June 6, 2013
SALEM, Ore. – The Oregon Fish and Wildlife Commission today approved the upcoming coastal fall salmon seasons, including several fisheries for wild coho, at its meeting in Tigard.
For several years now, returns of Oregon coastal wild coho salmon have been strong enough to support limited harvest of wild coho. Under the regulations adopted today, anglers will again be able to harvest wild coho from the Nehalem, Tillamook, Nestucca, Siletz, Yaquina, Alsea, Siuslaw, Umpqua, Coos and Coquille rivers and Tenmile lakes. New experimental coho fisheries will also occur in Beaver Cr. (Lincoln Co.) and Floras Cr. (Curry Co.). Most begin on Sept. 15 and continue through November, with some exceptions
Also new for 2013 are plans to conduct some coho fisheries based on conservative bag limits and seasons but without numeric targets or “quotas.”
“Based on our experiences with the wild coho fisheries in recent years, we’re confident we can structure some fisheries based on conservative season dates and bag limits, while remaining well within the ESA and conservation needs for wild coho,” said Chris Kern, ODFW ocean salmon manager.
Some coho fisheries will remain quota-driven, and may close before the scheduled end date if the quotas are met earlier than expected. All proposed coho fisheries must be reviewed and approved by NOAA.
The Commission also approved seasons for fall chinook that are very similar to 2012. Bag limits and area closures will be managed under permanent regulations for most South Coast rivers. On North Coast Rivers the daily bag limit of non fin-clipped chinook also will be two. However, because returns to some North Coast rivers continue to lag, the recent 10 fish seasonal aggregate limit will continue.
A complete description of the 2013 coastal salmon seasons, including open areas and wild coho quotas (as applicable), can be found on the ODFW website.
The Commission also approved $1,019,164 in funding for eight restoration and 15 enhancement projects recommended by the Fish Restoration and Enhancement Board.
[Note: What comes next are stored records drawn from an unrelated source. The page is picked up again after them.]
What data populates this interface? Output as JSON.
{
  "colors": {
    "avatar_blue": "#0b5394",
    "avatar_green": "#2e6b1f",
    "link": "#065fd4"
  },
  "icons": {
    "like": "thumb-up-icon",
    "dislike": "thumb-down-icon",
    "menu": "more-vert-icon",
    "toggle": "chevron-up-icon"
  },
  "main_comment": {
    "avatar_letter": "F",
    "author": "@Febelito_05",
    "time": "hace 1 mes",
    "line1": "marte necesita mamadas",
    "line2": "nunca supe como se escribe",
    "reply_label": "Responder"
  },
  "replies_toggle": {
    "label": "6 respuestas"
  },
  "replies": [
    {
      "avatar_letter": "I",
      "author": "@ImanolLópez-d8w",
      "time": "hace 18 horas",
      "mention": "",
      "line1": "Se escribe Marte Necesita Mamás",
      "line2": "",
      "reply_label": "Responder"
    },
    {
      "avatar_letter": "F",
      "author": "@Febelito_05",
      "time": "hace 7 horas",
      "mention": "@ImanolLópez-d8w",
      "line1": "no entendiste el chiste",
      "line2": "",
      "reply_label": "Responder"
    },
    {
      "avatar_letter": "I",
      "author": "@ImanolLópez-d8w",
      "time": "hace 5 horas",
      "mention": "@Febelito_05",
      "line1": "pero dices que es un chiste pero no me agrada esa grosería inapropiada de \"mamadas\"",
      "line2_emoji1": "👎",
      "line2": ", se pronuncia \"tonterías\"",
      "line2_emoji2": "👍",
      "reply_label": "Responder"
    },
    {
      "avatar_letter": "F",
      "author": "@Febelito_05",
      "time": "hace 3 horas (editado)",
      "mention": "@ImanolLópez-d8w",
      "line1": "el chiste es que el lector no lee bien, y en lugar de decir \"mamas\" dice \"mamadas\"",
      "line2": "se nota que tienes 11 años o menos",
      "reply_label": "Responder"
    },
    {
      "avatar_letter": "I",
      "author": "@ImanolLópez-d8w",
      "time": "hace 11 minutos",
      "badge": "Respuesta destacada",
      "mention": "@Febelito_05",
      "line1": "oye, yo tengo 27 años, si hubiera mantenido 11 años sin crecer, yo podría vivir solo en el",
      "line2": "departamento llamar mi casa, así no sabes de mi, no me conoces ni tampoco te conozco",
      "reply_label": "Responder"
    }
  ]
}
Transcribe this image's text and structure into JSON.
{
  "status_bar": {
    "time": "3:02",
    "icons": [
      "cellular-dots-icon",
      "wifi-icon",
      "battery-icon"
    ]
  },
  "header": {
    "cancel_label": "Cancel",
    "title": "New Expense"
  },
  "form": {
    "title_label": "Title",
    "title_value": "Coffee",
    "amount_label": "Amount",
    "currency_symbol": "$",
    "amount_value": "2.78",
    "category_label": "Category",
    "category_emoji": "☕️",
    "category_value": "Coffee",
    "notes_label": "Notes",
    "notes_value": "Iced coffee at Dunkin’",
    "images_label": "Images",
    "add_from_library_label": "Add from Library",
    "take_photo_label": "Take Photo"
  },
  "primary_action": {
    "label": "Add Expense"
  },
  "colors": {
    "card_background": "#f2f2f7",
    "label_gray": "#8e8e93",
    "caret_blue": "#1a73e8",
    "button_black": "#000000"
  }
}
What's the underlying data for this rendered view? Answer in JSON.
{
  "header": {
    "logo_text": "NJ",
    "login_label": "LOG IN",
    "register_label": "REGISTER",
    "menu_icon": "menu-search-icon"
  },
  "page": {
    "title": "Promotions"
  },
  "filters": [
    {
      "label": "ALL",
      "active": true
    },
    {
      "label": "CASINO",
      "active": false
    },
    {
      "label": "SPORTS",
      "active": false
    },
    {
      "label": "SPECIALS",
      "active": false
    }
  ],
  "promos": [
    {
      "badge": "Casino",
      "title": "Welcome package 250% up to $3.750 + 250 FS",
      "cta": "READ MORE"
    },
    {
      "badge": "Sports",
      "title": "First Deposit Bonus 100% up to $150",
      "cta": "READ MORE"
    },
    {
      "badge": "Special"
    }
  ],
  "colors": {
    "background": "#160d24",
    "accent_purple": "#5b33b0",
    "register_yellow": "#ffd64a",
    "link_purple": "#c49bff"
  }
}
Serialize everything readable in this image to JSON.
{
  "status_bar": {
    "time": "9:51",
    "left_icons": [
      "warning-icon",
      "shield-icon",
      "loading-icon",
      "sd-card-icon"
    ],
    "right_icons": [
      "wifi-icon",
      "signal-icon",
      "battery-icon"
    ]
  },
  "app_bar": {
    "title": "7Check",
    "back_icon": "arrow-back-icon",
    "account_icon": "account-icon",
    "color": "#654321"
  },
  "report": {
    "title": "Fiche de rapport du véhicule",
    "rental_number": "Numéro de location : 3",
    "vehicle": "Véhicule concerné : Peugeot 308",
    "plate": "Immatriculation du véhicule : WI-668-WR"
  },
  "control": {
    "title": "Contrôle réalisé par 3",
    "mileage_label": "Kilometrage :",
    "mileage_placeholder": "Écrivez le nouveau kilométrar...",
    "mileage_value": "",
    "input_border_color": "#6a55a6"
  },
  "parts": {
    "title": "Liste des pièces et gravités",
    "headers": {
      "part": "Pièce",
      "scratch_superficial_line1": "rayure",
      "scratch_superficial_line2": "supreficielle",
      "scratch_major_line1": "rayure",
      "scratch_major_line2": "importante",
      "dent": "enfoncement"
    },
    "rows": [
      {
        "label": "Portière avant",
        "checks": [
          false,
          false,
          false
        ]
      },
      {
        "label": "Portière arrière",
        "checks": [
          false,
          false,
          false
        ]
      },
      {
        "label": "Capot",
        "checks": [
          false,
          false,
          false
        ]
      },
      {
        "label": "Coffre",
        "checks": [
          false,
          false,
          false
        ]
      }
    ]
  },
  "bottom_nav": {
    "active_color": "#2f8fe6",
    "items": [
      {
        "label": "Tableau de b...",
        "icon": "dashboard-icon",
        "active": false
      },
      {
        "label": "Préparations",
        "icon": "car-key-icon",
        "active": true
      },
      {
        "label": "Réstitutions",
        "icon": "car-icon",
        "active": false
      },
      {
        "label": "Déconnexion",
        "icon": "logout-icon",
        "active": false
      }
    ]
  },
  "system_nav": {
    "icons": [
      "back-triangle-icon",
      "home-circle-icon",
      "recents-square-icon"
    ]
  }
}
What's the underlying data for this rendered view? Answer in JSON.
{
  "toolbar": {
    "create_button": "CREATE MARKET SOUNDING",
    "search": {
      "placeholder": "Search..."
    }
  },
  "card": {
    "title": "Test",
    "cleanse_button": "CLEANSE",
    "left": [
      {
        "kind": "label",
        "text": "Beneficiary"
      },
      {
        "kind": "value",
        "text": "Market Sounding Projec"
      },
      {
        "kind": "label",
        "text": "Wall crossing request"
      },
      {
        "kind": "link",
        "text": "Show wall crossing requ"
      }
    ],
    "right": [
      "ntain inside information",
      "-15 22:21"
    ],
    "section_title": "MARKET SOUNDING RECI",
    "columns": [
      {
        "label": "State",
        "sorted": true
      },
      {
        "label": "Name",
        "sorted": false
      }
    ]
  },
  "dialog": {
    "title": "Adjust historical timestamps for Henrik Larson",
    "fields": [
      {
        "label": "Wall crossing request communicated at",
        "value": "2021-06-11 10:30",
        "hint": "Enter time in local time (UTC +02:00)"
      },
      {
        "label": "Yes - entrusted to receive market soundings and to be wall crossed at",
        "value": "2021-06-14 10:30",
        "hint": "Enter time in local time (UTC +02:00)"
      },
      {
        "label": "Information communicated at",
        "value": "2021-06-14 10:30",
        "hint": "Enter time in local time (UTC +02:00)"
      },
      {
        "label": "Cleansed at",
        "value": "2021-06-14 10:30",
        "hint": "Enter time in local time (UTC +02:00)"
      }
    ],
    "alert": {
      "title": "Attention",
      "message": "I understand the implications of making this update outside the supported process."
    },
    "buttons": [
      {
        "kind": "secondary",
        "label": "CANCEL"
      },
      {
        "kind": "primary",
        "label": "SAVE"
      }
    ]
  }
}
Among the projects approved is the continued funding of creel surveys to support the coastal wild coho fisheries.
The Commission also re-adopted the Columbia River fish management and reform rules it adopted in December 2012. These rules modify non-tribal commercial and recreational fisheries in the Columbia River and its tributaries and establish management measures for future fisheries. The Commission revisited the rules in order to consider updated fiscal information, provide additional time for public input and address alleged deficiencies in either the process or economic analysis.
Among the measures re-adopted are the barbless hook requirement on the Columbia River and selected tributaries, and the closure of all sturgeon retention on the Columbia River below Bonneville dam, the Willamette River and in all coastal waters beginning Jan. 1, 2014.
The Commission meeting will continue tomorrow to consider several wildlife-related issues. The meeting will begin at 8 a.m. at the Washington Square Embassy Suites, 9000 SW Washington Square Rd., Tigard, Ore. 97223.
The Commission is the policy-making body for fish and wildlife issues in the state. The seven-member panel meets monthly.